"We didn't believe it at first, because the gold-palladium nanoparticles were just so much more efficient -- like, a hundred times more efficient," Wong told the Smithsonian in an October feature about his research. His team of researchers includes students Michael Nutt, Kimberly Heck, Yu-lun Fang and Nurgul Ackin, and his collaborators include Rice's Pedro Alvarez and Georgia Tech's Joe Hughes.
The Smithsonian issue featuring the 37 Under 36 goes on sale at newsstands this week. Those on the list range from scientists and artists to scholars and humanitarians.
This year's honorees include environmental activist Philippe Cousteau (Jacques Cousteau's grandson), novelist Daniel Alarcón, mathematician Terence Tao, musician Regina Spektor, primatologist Brian Hare, political historian Jeremi Suri, computer scientist Luis von Ahn, author ZZ Packer, playwright Sarah Ruhl and biologist Beth Shapiro.
"So often in our culture, the tendency is to look nostalgically to the past for great thinkers," said Kerry Bianchi, Smithsonian group publisher. "But the reality is that there are exciting developments going on around us all the time. So often it is simply a matter of bringing the public's attention to these contributions, and that is what the 'America's Young Innovators in the Arts and Sciences: 37 Under 36' initiative does."
For a full list of this year's winners, visit
About Rice University
Rice University is consistently ranked one of America's best teaching and research universities. It is distinguished by its: size—2,850 undergraduates and 1,950 graduate students; selectivity—10 applicants for each place in the freshman class; resources—an undergraduate student-to-faculty ratio of 6-to-1, and the fifth largest endowment per student among American universities; residential college system, which builds communities that are both close-knit and diverse; and collaborative culture, which crosses disciplines, integrates teaching and research, and intermingles undergraduate and graduate work. Rice's wooded campus is located in the nation's fourth largest city and on America's South Coast. For more information visit http://www.rice.edu .
About Smithsonian Publishing
Founded in 1970 with the launch of Smithsonian magazine, Smithsonian Publishing -- comprised of Smithsonian magazine, Air & Space, goSmithsonian and the Smithsonian digital network -- allows the intellectually curious to indulge and engage their passions for history, the arts, science, the natural world, culture and travel. Smithsonian Publishing's flagship publication, Smithsonian magazine, has a circulation of more than 2 million. This multi-media network is also affiliated with the world's most visited museums and research complexes of the Smithsonian Institution. For more information, visit http://www.smithsonianmagazine.com , http://www.airandspacemag.com , and http://www.gosmithsonian.com .
For more information, please click here
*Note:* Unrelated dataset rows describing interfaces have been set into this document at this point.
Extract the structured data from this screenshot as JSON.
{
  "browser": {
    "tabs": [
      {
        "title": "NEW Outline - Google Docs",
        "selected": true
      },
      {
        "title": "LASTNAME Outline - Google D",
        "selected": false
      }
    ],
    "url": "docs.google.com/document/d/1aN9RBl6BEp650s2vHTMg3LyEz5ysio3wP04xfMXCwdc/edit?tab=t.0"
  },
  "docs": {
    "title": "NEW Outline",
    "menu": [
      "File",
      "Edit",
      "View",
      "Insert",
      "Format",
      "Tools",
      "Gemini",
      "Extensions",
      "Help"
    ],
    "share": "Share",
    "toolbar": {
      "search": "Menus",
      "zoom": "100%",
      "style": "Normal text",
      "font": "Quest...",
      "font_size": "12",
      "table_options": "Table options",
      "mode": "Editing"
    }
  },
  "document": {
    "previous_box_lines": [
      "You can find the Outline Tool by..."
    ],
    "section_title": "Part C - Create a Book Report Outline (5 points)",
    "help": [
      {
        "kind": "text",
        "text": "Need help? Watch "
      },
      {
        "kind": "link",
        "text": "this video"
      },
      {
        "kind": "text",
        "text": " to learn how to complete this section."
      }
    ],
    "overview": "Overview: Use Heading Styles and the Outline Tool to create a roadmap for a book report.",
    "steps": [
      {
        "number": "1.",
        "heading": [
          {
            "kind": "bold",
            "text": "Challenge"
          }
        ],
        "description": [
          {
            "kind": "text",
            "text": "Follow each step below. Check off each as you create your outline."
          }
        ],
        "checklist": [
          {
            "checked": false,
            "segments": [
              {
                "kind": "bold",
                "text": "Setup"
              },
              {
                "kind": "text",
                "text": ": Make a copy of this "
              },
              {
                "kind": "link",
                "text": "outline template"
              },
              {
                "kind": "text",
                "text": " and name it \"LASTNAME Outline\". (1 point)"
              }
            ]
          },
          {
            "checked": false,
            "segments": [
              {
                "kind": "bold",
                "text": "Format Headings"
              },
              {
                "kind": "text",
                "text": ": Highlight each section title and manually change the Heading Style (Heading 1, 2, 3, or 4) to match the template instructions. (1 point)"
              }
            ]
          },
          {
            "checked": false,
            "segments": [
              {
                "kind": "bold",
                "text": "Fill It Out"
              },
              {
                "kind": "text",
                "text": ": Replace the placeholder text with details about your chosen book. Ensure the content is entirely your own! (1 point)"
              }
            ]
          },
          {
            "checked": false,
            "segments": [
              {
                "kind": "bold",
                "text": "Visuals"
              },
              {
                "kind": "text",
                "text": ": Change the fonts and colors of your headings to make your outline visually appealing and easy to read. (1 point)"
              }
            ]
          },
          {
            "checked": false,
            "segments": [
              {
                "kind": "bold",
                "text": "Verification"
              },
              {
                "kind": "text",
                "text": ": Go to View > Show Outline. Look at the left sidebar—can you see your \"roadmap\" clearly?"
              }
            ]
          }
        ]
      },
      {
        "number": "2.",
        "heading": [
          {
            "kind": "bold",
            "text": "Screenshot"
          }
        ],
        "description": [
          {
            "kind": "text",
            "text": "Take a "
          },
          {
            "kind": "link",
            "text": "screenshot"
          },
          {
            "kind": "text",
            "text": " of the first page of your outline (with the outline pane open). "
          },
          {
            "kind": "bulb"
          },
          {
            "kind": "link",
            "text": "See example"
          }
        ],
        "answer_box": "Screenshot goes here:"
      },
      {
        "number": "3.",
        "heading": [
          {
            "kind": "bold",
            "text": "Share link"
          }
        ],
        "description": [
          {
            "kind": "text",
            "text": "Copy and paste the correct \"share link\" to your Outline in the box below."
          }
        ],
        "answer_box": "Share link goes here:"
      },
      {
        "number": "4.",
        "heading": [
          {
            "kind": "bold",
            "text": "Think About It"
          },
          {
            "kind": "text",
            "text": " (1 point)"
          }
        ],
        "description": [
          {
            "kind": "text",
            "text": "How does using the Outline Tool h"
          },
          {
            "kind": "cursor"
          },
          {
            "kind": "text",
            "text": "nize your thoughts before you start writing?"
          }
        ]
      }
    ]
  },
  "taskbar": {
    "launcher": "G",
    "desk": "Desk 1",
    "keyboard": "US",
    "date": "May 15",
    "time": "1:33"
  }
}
Copyright © Rice UniversityIf you have a comment, please Contact us.
Issuers of news releases, not 7th Wave, Inc. or Nanotechnology Now, are solely responsible for the accuracy of the content.
|Related News Press|
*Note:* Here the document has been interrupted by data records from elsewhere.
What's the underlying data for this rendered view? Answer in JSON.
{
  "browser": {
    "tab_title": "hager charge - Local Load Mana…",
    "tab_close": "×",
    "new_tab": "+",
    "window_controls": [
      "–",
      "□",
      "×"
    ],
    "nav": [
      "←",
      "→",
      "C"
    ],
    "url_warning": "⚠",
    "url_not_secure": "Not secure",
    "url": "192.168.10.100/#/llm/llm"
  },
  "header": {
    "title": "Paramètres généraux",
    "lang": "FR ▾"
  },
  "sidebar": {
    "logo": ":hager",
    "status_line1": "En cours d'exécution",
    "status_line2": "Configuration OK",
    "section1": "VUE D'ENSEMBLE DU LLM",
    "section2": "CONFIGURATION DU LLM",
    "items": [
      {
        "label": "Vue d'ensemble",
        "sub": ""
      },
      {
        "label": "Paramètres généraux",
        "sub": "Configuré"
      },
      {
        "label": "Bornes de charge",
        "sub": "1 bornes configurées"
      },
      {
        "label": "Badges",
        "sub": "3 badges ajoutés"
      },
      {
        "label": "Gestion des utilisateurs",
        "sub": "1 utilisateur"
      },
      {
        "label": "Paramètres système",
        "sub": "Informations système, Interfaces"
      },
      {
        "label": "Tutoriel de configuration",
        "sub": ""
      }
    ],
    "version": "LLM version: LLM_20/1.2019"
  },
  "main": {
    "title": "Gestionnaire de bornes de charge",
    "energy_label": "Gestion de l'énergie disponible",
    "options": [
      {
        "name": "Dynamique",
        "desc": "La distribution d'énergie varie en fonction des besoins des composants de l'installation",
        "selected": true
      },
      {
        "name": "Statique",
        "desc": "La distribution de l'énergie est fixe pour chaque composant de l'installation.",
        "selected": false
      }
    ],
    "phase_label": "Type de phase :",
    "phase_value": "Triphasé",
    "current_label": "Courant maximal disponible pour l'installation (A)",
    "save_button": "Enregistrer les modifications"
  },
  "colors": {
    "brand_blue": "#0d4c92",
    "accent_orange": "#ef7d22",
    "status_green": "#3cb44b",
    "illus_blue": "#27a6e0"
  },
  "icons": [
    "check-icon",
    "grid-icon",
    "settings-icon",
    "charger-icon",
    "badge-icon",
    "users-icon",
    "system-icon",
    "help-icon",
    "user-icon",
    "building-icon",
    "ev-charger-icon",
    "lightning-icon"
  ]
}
A 'smart dress' for oil-degrading bacteria July 24th, 2016
Electricity generated with water, salt and a 3-atoms-thick membrane: EPFL researchers have developed a system that generates electricity from osmosis with unparalleled efficiency. Their work, featured in Nature, uses seawater, fresh water, and a new type of membrane just 3 atoms July 15th, 2016
Bouncing droplets remove contaminants like pogo jumpers: Researchers at Duke University and the University of British Columbia are exploring whether surfaces can shed dirt without being subjected to fragile coatings July 7th, 2016
Mille-feuille-filter removes viruses from water May 19th, 2016
First single-enzyme method to produce quantum dots revealed: Biological manufacturing process, pioneered by three Lehigh University engineers, produces equivalent quantum dots to those made chemically--but in a much greener, cheaper way May 9th, 2016
New reaction for the synthesis of nanostructures July 21st, 2016
Scientists glimpse inner workings of atomically thin transistors July 21st, 2016
Smallest hard disk to date writes information atom by atom July 20th, 2016